To keep oxidation from harming healthy cells, many plants and animals (including people) produce antioxidants. However, organisms tend to make fewer of these helpful chemicals as they get old. That's one reason scientists suspect that oxidation is related to the types of chronic disease (heart ails, diabetes and more) seen in senior citizens. With fewer antioxidants to defend their bodies, oxidation can damage more and more of their cells.

Plants make hundreds of thousands of chemicals, also known as phytochemicals. Many thousands of these work as antioxidants in the human body. Scientists now think that eating a wide variety of plant-based foods containing these compounds can boost our own antioxidant defenses. This could keep people healthier and less likely to develop disease.

In fact, that's one reason why experts recommend that people eat many different kinds of fruits and vegetables. Which foods are richest in these chemicals? One easy clue is color. A number of the plant pigments are powerful natural antioxidants. And plant-based foods that are bright yellow, red, orange, purple and blue often contain good sources of these pigments.

Not all antioxidants are pigments, however. So the best policy is to eat plenty of plant-based foods every day. Below are some examples of potent antioxidants that can be found in various fruits and vegetables:

vitamin C(ascorbic acid) — oranges, tangerines, sweet peppers, strawberries, potatoes, broccoli, kiwi fruit

vitamin E— seeds, nuts, peanut butter, wheat germ, avocado

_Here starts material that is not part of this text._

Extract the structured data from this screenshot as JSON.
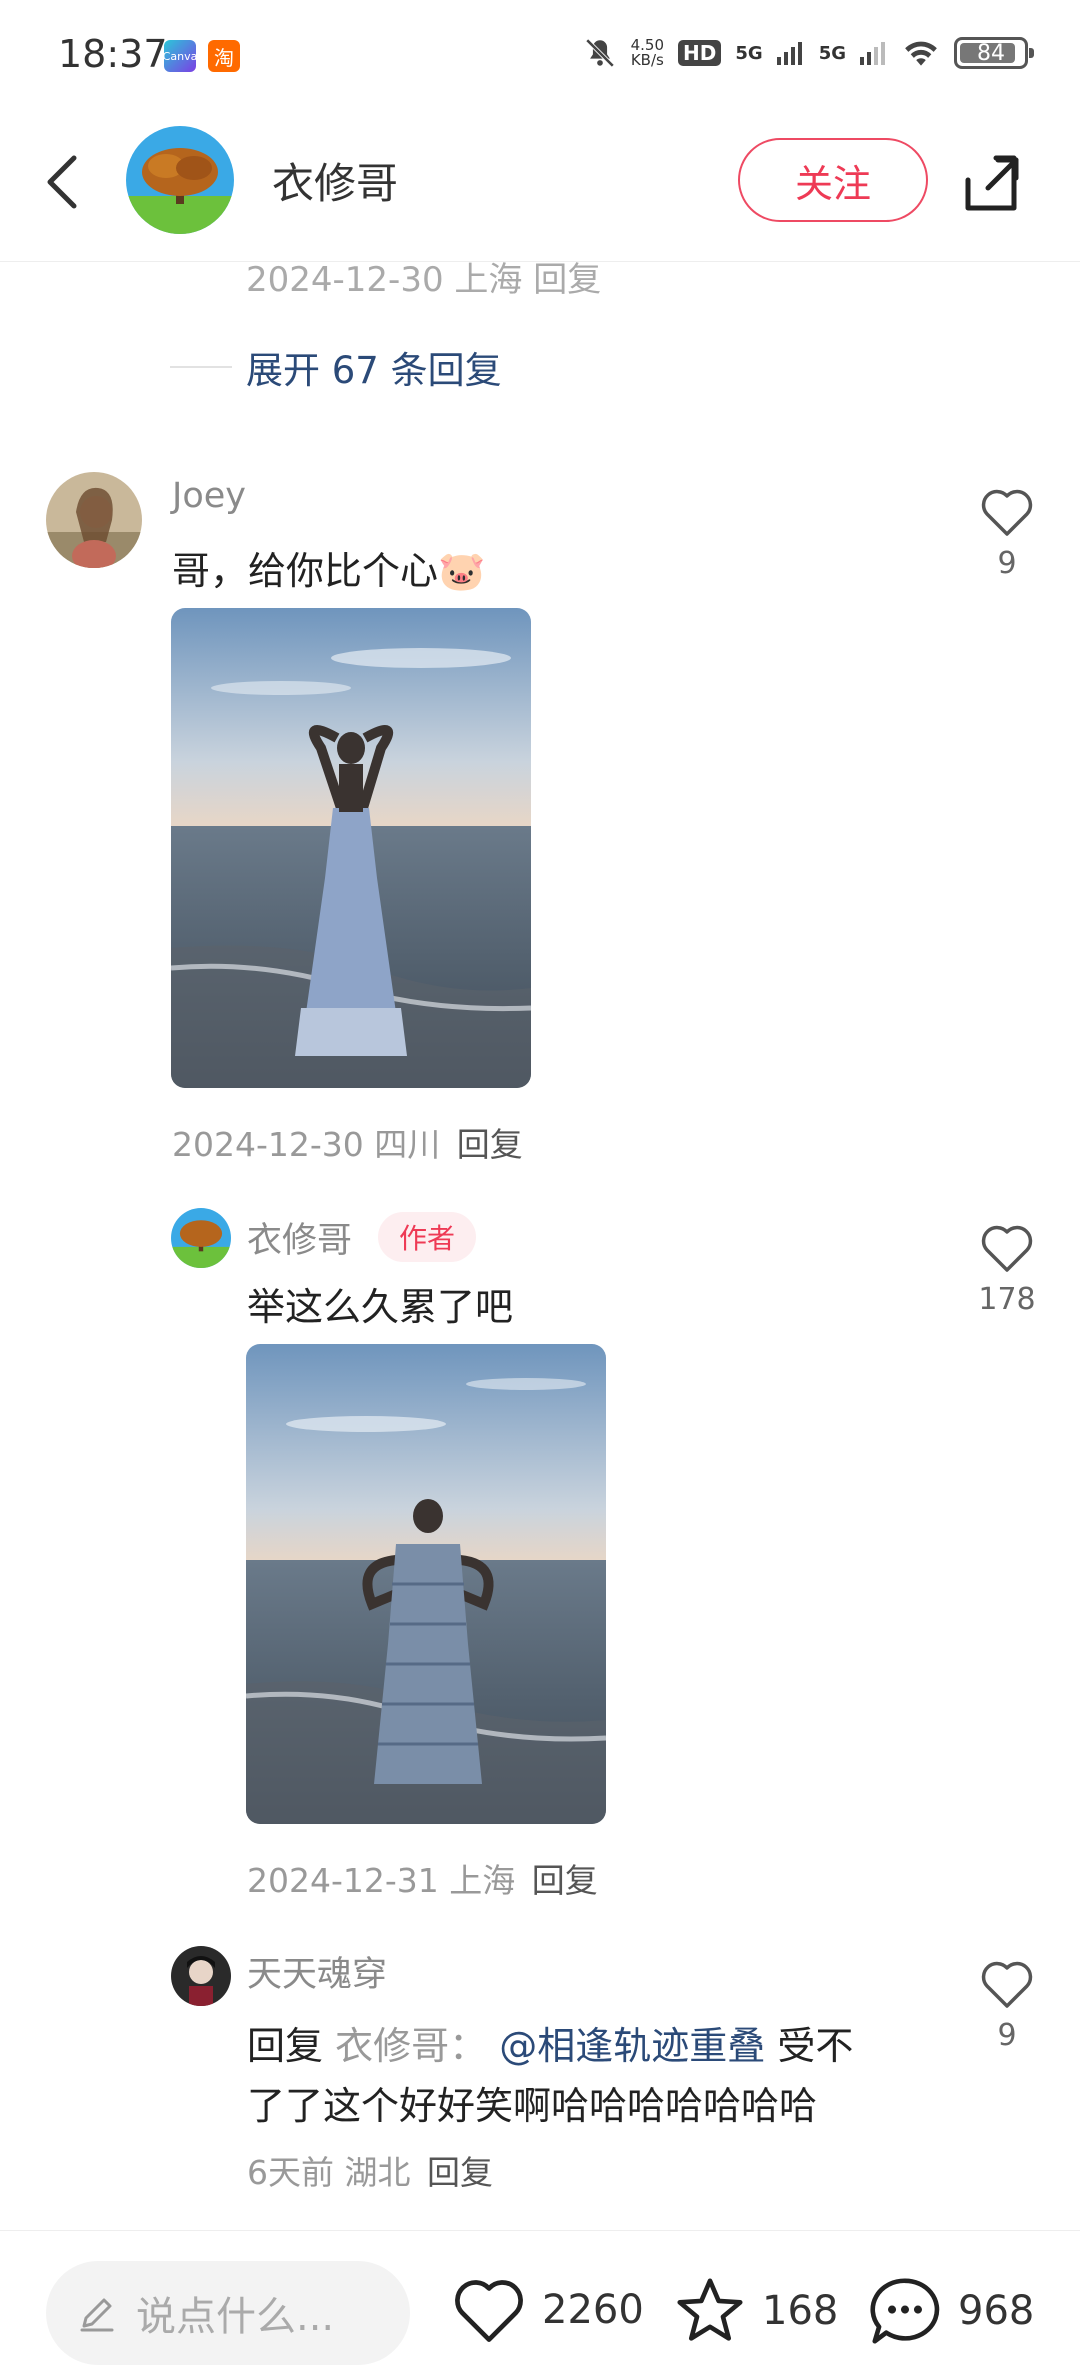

beta carotene(a form of Vitamin A) — carrots, sweet potatoes, broccoli, red peppers, apricots, cantaloupe, mangoes, pumpkin, spinach

anthocyanin— eggplant, grapes, berries

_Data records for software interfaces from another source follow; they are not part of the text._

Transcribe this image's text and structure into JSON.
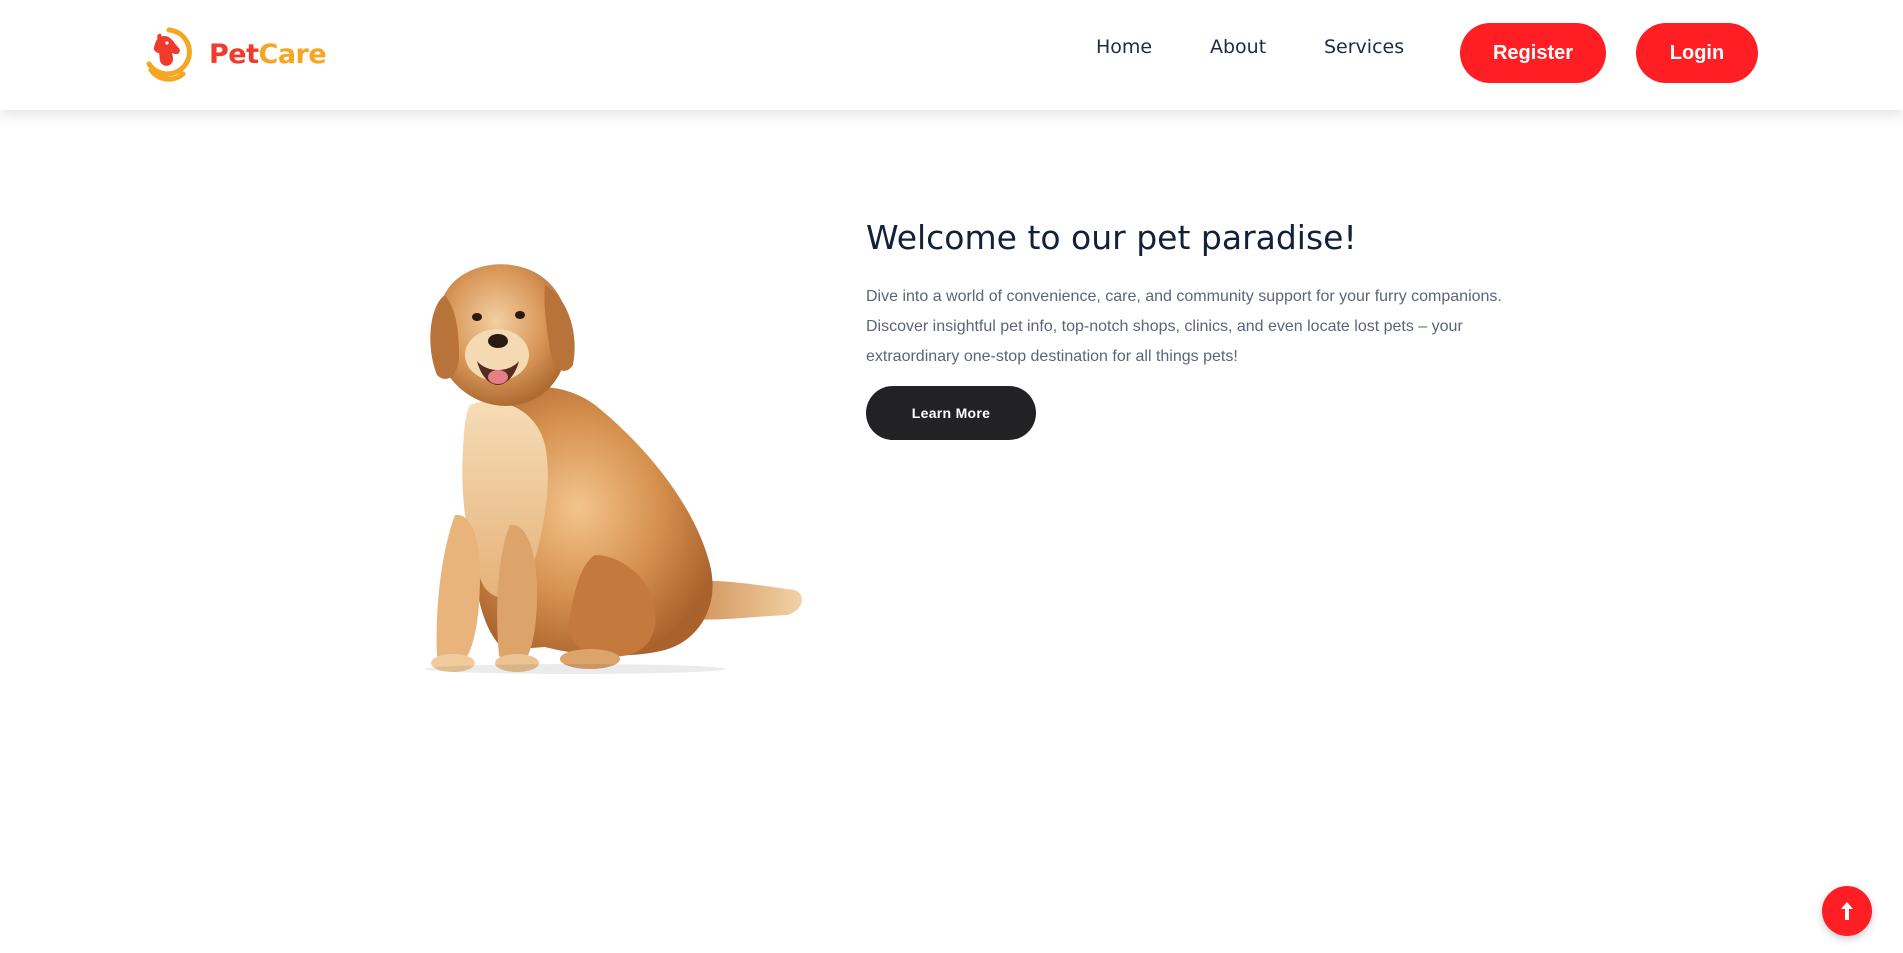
{
  "brand": {
    "name_part1": "Pet",
    "name_part2": "Care",
    "logo_icon": "dog-paw-logo-icon",
    "colors": {
      "primary_red": "#ef3a2d",
      "accent_orange": "#f5a623"
    }
  },
  "nav": {
    "links": [
      {
        "label": "Home"
      },
      {
        "label": "About"
      },
      {
        "label": "Services"
      }
    ],
    "register_label": "Register",
    "login_label": "Login"
  },
  "hero": {
    "title": "Welcome to our pet paradise!",
    "description": "Dive into a world of convenience, care, and community support for your furry companions. Discover insightful pet info, top-notch shops, clinics, and even locate lost pets – your extraordinary one-stop destination for all things pets!",
    "cta_label": "Learn More",
    "image_subject": "golden-retriever"
  },
  "scroll_top": {
    "icon": "arrow-up-icon"
  },
  "theme": {
    "accent": "#ff1e24",
    "dark_button": "#222224",
    "heading_color": "#13203a",
    "text_color": "#5c6577"
  }
}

lycopene— tomatoes, pink grapefruit, watermelon

lutein— broccoli, brussels sprouts, spinach, kale, corn

Power Words

antioxidant     Any of many chemicals that can shut down oxidation, power and potentially damaging reactions. Many plant-based foods are good sources of natural antioxidants, including vitamins C and E.

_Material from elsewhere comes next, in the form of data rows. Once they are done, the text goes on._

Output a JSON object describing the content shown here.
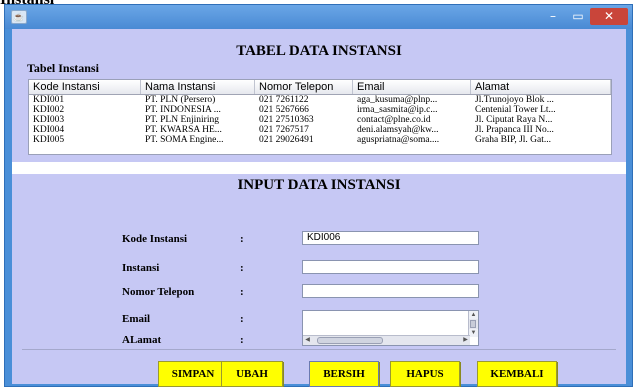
{
  "page_caption": "Instansi",
  "window": {
    "icon": "java-app-icon",
    "controls": {
      "minimize": "–",
      "maximize": "▭",
      "close": "✕"
    }
  },
  "table_section": {
    "title": "TABEL DATA INSTANSI",
    "border_label": "Tabel Instansi",
    "columns": [
      "Kode Instansi",
      "Nama Instansi",
      "Nomor Telepon",
      "Email",
      "Alamat"
    ],
    "rows": [
      [
        "KDI001",
        "PT. PLN (Persero)",
        "021 7261122",
        "aga_kusuma@plnp...",
        "Jl.Trunojoyo Blok ..."
      ],
      [
        "KDI002",
        "PT. INDONESIA ...",
        "021 5267666",
        "irma_sasmita@ip.c...",
        "Centenial Tower Lt..."
      ],
      [
        "KDI003",
        "PT. PLN Enjiniring",
        "021 27510363",
        "contact@plne.co.id",
        "Jl. Ciputat Raya N..."
      ],
      [
        "KDI004",
        "PT. KWARSA HE...",
        "021 7267517",
        "deni.alamsyah@kw...",
        "Jl. Prapanca III No..."
      ],
      [
        "KDI005",
        "PT. SOMA Engine...",
        "021 29026491",
        "aguspriatna@soma....",
        "Graha BIP, Jl. Gat..."
      ]
    ]
  },
  "form_section": {
    "title": "INPUT DATA INSTANSI",
    "colon": ":",
    "fields": {
      "kode": {
        "label": "Kode Instansi",
        "value": "KDI006"
      },
      "instansi": {
        "label": "Instansi",
        "value": ""
      },
      "telepon": {
        "label": "Nomor Telepon",
        "value": ""
      },
      "email": {
        "label": "Email",
        "value": ""
      },
      "alamat": {
        "label": "ALamat",
        "value": ""
      }
    },
    "scroll_glyphs": {
      "up": "▲",
      "down": "▼",
      "left": "◀",
      "right": "▶"
    }
  },
  "buttons": {
    "simpan": "SIMPAN",
    "ubah": "UBAH",
    "bersih": "BERSIH",
    "hapus": "HAPUS",
    "kembali": "KEMBALI"
  },
  "colors": {
    "window_frame": "#4a8fd8",
    "panel_bg": "#c6c8f4",
    "button_bg": "#ffff00",
    "close_button": "#c9453a"
  }
}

chemical reaction     A process that involves rearrangement of the molecules or structure of a substance, as opposed to a change in physical form.

free radical  A charged molecule (typically highly reactive and short-lived) having one or more unpaired outer electrons. It will attempt to steal electrons to make itself whole again through a process known as oxidation.

molecule     An electrically neutral group of atoms that represents the smallest possible amount of a chemical compound. Molecules can be made of single types of atoms or of different types. For example, the oxygen in the air is made of two oxygen atoms (O2), but water is made of two hydrogen atoms and one oxygen atom (H2O).

oxidation     A process that involves one molecule’s theft of an electron from another. The victim of that reaction is said to have been “reduced.” The theft victim makes itself whole again by robbing an electron from another molecule, triggering another case of oxidation. These chemical reactions are so violent, chemically, that they can easily kill cells.

oxygen    A gas that makes up about 21 percent of the atmosphere. All animals and many microorganisms need oxygen to fuel their metabolism.

phytochemical    From phyto, which is Greek for plant, the term refers to chemicals made by plants.

pigment  A material, like the natural colorings in paints and dyes, that alter the light reflected off of an object or transmitted through it. The overall color of a pigment typically depends on which wavelengths of visible light it absorbs and which ones it reflects. For example, a red pigment tends to reflect red wavelengths of light very well and typically absorbs other colors. 

Further Reading

S. Ornes. “Explainer: How and why fires burn.” Science News for Students. March 14, 2014.

E. Sohn. “How super are superfruits?” Science News for Students. March 19, 2008.

S. Webb. “The color of health.” Science News for Students. Feb. 22, 2005.